The Russian economy is faltering, and one of the victims is the Kontinental Hockey League, which once aspired to compete with the NHL in terms of talent and in recent years has lured away a handful of high-profile stars, like Ilya Kovalchuk.
The league’s problems are symptomatic of larger financial issues. Thanks to a combination of factors, including a sharp decline in the price of oil and foreign sanctions over Russia’s actions in Ukraine, the Russian economy is struggling badly, and the nation’s official currency (the ruble) has seen a sharp decline in value.
At one point in December, the Globe and Mail's James Mirtle and Mark MacKinnon reported that the ruble’s value against the U.S. dollar had fallen to half of what it was earlier in 2014.
The ruble has rebounded since that low point, and Russia’s government has put up a brave front, but even the government had to admit that tough times were ahead; finance minister Anton Siluanov told Reuters' Darya Korsunskaya and Vladimir Abramov (h/t Yahoo) that the country’s economy was looking at a four percent contraction and that inflation would hit double digits in 2015.
A key official with a major Russian bank quoted in the same piece was even more pessimistic, suggesting that if the price of oil were to fall further, the government would be unable to prevent significant devaluation of the ruble.
Even if further economic damage doesn’t occur, businesses like the KHL are already in significant trouble. League president Dmitry Chernyshenko indicated that several teams were struggling to meet payroll obligations and that the KHL would not allow that to continue, per Yahoo’s Dmitry Chesnokov, who notes that almost certainly means we will see the league shrink before the start of the 2015-16 season.
Additionally, the very survival of Russia’s primary junior league has been called into question:
What does that mean on this side of the Atlantic? For the NHL, the struggles of a rival are likely to be helpful in several areas.
One less option for mid-range free agents
Players like the Blues’ Vladimir Sobotka will be less likely to head overseas when they get into contract disputes with their teams, because the NHL’s contracts (guaranteed and paid in U.S. dollars) are going to be increasingly competitive with deals offered by KHL teams and paid out in rubles.
Money used to be the one calling card the KHL had over the NHL for players in this particular position. Until the ruble rebounds, that isn’t going to be the case.
A strengthened AHL
While the American League’s primary purpose is development, there has always been room for a handful of veterans on each team; these players act either as elder statesmen down on the farm or as recall options for the parent NHL team.
A lot of these players end up going overseas to Europe, and in many cases, the KHL has been the top bidder for their services.
An example of such a player is Gilbert Brule, a veteran of 299 NHL games who most recently played for the Arizona Coyotes’ AHL affiliate in Portland. This year, he’s in the KHL, but he told the National Post's Gabrielle Tetrault-Farber that the contract he signed in May had lost nearly one-third of its value against the Canadian dollar since then, dropping it from just under $1.0 million to roughly $650,000.

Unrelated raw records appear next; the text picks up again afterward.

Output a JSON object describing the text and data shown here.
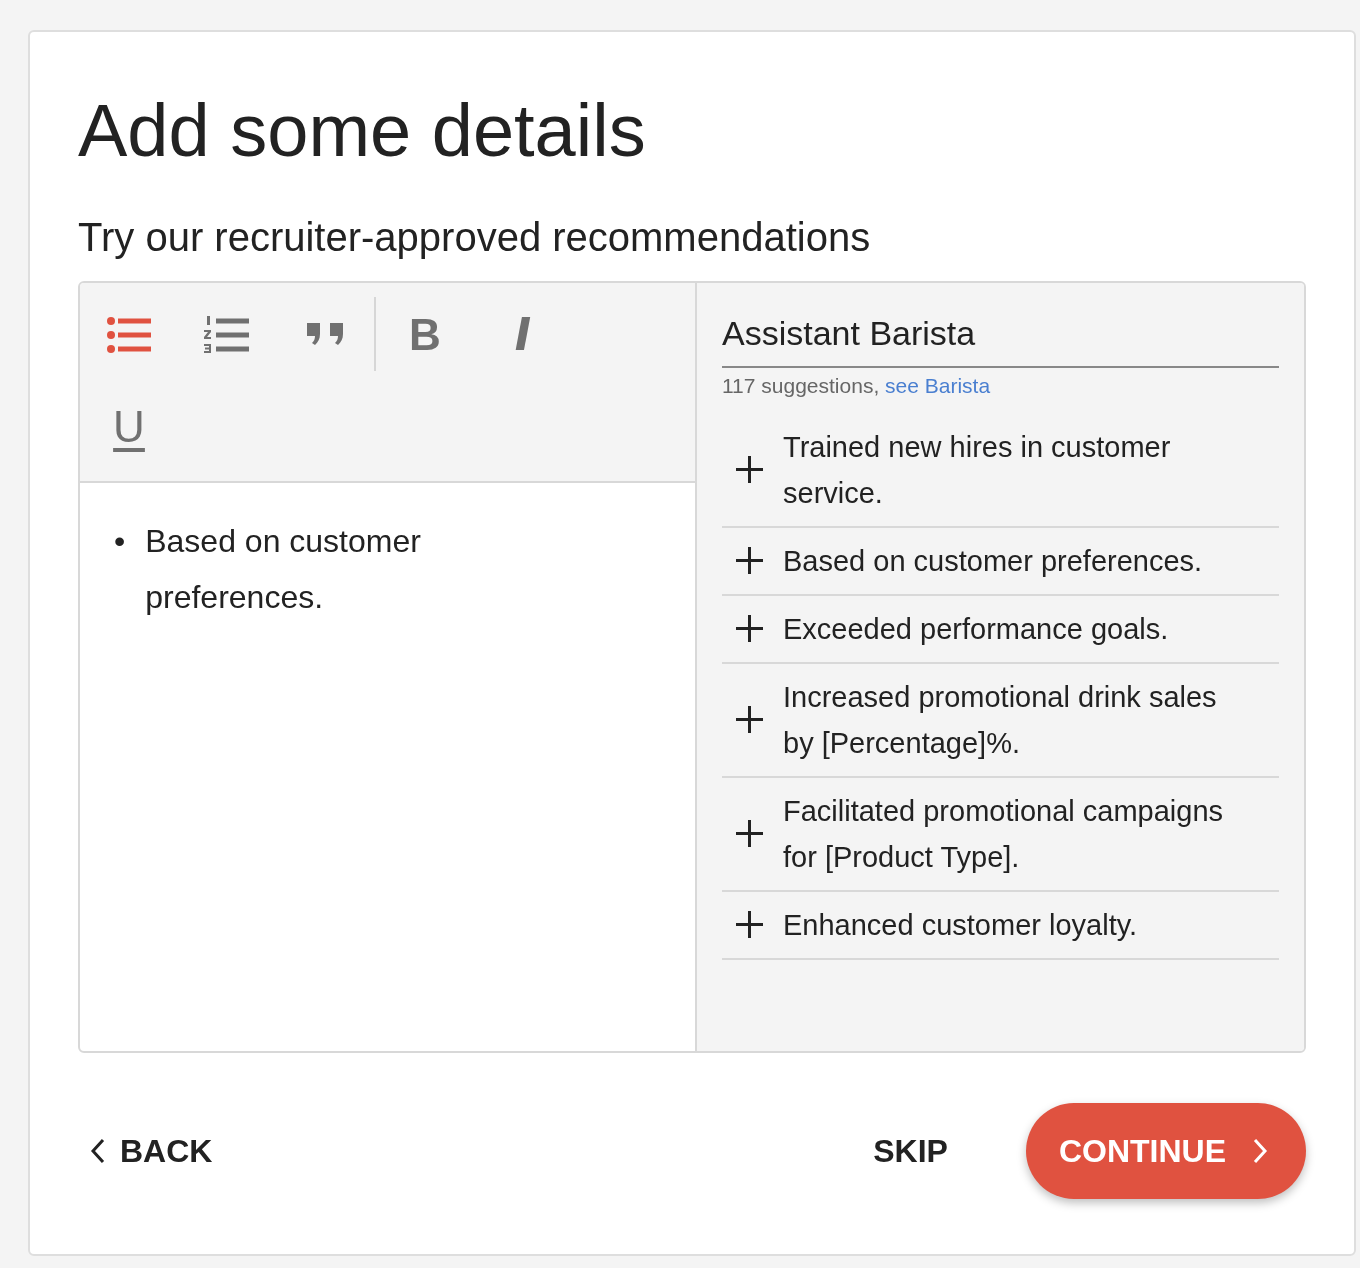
{
  "title": "Add some details",
  "subtitle": "Try our recruiter-approved recommendations",
  "toolbar": [
    {
      "kind": "bullet-list",
      "selected": true
    },
    {
      "kind": "numbered-list",
      "selected": false
    },
    {
      "kind": "quote",
      "selected": false
    },
    {
      "kind": "divider"
    },
    {
      "kind": "bold",
      "glyph": "B",
      "selected": false
    },
    {
      "kind": "italic",
      "glyph": "I",
      "selected": false
    },
    {
      "kind": "underline",
      "glyph": "U",
      "selected": false
    }
  ],
  "editor": {
    "marker": "•",
    "bullets": [
      "Based on customer preferences."
    ]
  },
  "suggestions": {
    "job_title": "Assistant Barista",
    "count": "117 suggestions,",
    "link": "see Barista",
    "items": [
      "Trained new hires in customer service.",
      "Based on customer preferences.",
      "Exceeded performance goals.",
      "Increased promotional drink sales by [Percentage]%.",
      "Facilitated promotional campaigns for [Product Type].",
      "Enhanced customer loyalty."
    ]
  },
  "footer": {
    "back": "BACK",
    "skip": "SKIP",
    "continue": "CONTINUE"
  }
}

Brule told the paper that he hoped to stay in the KHL and that he still saw it as his best option, but for plenty of other players in similar situations, that kind of drop in contract value is going to make the AHL a more appealing option.
Not much change for top-level Russian players
While many mid-level and lower NHL players may now have more incentive to stay in North America, the same is not likely to be true of top stars, players like Kovalchuk.
Those top Russian stars are the best draws in the KHL and even at the worst of times will give the league a level of credibility that no league outside the NHL can manage. Star power matters; arguably it matters more now than it did when the economic picture was rosier.
As hockey writer Slava Malamud notes, the KHL is also likely to focus more on its core function of supporting Russian hockey:
It’s a sensible move and one that suggests that the NHL will still have to fight hard to retain its top Russian players.
In short, any pain the KHL suffers is good news for the NHL and will likely result in improved depth from the third line down to the minors as well as better leverage in tough negotiations with restricted free agents. What it isn’t likely to do is result in a dramatic influx of top Russian talent, as those players will still have the option of earning top dollars overseas.
Jonathan Willis covers the NHL for Bleacher Report. Follow him on Twitter for more of his work.